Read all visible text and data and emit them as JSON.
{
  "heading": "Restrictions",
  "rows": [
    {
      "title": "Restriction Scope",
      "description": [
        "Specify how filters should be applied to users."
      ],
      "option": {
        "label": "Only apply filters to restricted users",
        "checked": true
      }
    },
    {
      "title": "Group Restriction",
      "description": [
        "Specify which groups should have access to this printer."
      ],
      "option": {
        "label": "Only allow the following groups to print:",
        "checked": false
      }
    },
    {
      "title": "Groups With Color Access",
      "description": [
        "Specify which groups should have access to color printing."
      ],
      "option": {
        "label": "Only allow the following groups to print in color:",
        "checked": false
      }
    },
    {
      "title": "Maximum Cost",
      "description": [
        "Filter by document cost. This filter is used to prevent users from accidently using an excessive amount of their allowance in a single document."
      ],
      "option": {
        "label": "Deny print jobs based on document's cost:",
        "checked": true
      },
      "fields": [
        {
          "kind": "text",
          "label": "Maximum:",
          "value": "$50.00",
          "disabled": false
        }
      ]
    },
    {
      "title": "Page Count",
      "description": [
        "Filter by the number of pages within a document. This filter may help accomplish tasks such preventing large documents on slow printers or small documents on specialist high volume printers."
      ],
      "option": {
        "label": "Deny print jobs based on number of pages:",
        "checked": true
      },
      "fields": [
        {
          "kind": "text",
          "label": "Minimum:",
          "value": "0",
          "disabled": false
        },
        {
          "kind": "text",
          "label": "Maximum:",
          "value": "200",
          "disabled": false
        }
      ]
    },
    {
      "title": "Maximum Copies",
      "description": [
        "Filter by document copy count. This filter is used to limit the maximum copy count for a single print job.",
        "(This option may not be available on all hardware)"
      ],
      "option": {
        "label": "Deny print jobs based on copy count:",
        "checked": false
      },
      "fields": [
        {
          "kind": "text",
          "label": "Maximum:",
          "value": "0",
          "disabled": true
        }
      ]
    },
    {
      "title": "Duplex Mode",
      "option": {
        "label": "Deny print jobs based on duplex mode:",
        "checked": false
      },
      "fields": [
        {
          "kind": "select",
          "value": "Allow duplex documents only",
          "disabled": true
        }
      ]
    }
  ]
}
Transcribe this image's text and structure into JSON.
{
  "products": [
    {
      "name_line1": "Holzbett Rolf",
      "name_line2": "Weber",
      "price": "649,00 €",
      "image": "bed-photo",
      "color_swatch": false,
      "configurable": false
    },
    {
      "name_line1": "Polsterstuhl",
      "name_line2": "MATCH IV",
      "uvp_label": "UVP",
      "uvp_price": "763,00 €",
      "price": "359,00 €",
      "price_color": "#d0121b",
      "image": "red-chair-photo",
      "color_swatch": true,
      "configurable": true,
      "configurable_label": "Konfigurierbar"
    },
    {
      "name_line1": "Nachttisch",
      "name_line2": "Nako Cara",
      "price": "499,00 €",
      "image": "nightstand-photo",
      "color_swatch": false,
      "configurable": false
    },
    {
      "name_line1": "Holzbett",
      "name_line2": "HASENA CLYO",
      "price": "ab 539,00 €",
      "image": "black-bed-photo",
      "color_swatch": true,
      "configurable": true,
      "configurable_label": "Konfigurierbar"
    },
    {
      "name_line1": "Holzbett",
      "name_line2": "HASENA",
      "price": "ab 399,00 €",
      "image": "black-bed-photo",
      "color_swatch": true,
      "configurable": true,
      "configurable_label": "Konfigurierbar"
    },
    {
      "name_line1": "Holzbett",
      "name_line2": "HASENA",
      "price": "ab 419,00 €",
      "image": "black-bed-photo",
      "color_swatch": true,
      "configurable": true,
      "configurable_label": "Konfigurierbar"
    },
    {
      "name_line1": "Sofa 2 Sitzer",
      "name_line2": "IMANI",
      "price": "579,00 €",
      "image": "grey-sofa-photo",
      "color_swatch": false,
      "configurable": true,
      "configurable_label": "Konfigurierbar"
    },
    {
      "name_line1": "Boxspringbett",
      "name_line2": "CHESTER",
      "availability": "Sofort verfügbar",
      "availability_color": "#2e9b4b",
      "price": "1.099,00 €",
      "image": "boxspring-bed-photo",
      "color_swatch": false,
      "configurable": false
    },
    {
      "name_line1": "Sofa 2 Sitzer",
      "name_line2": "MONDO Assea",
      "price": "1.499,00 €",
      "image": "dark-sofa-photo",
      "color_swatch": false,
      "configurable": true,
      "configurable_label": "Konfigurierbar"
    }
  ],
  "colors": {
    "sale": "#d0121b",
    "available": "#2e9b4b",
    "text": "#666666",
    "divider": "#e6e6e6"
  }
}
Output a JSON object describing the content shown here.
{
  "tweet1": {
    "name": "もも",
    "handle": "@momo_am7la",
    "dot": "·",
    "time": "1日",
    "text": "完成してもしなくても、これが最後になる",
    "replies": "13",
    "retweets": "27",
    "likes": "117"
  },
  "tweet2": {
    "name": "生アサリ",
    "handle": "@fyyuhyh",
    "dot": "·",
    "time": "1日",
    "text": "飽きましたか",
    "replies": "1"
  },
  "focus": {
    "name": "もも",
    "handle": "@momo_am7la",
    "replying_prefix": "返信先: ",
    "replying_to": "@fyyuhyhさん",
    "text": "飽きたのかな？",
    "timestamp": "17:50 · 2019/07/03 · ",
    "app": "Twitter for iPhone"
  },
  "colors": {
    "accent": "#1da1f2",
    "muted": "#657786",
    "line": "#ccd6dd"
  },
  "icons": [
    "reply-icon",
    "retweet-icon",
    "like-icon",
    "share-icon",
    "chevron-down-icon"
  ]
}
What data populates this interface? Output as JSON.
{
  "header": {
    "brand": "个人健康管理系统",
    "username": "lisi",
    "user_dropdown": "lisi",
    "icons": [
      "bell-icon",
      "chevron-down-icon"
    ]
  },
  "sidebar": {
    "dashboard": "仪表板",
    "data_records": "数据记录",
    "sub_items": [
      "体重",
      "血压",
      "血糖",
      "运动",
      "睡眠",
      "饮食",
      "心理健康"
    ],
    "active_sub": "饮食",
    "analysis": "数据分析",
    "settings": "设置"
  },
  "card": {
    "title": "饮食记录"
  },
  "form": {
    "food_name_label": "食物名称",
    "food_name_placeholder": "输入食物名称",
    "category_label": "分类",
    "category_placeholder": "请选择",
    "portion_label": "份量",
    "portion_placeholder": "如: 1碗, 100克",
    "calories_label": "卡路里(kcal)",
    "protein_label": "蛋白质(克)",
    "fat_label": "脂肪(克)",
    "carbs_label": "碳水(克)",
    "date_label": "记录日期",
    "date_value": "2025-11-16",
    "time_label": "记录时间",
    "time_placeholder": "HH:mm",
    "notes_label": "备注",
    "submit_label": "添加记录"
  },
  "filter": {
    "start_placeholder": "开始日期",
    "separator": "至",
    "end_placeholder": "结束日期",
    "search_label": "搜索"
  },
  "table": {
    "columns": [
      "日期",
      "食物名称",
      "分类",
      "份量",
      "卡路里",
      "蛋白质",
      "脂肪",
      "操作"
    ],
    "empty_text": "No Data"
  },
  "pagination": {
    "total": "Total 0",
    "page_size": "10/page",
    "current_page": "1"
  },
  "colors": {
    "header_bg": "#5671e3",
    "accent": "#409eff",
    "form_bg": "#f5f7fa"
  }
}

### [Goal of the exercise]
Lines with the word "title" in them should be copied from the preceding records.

### [Response area]
      "title": "Restriction Scope",
      "title": "Group Restriction",
      "title": "Groups With Color Access",
      "title": "Maximum Cost",
      "title": "Page Count",
      "title": "Maximum Copies",
      "title": "Duplex Mode",
    "title": "饮食记录"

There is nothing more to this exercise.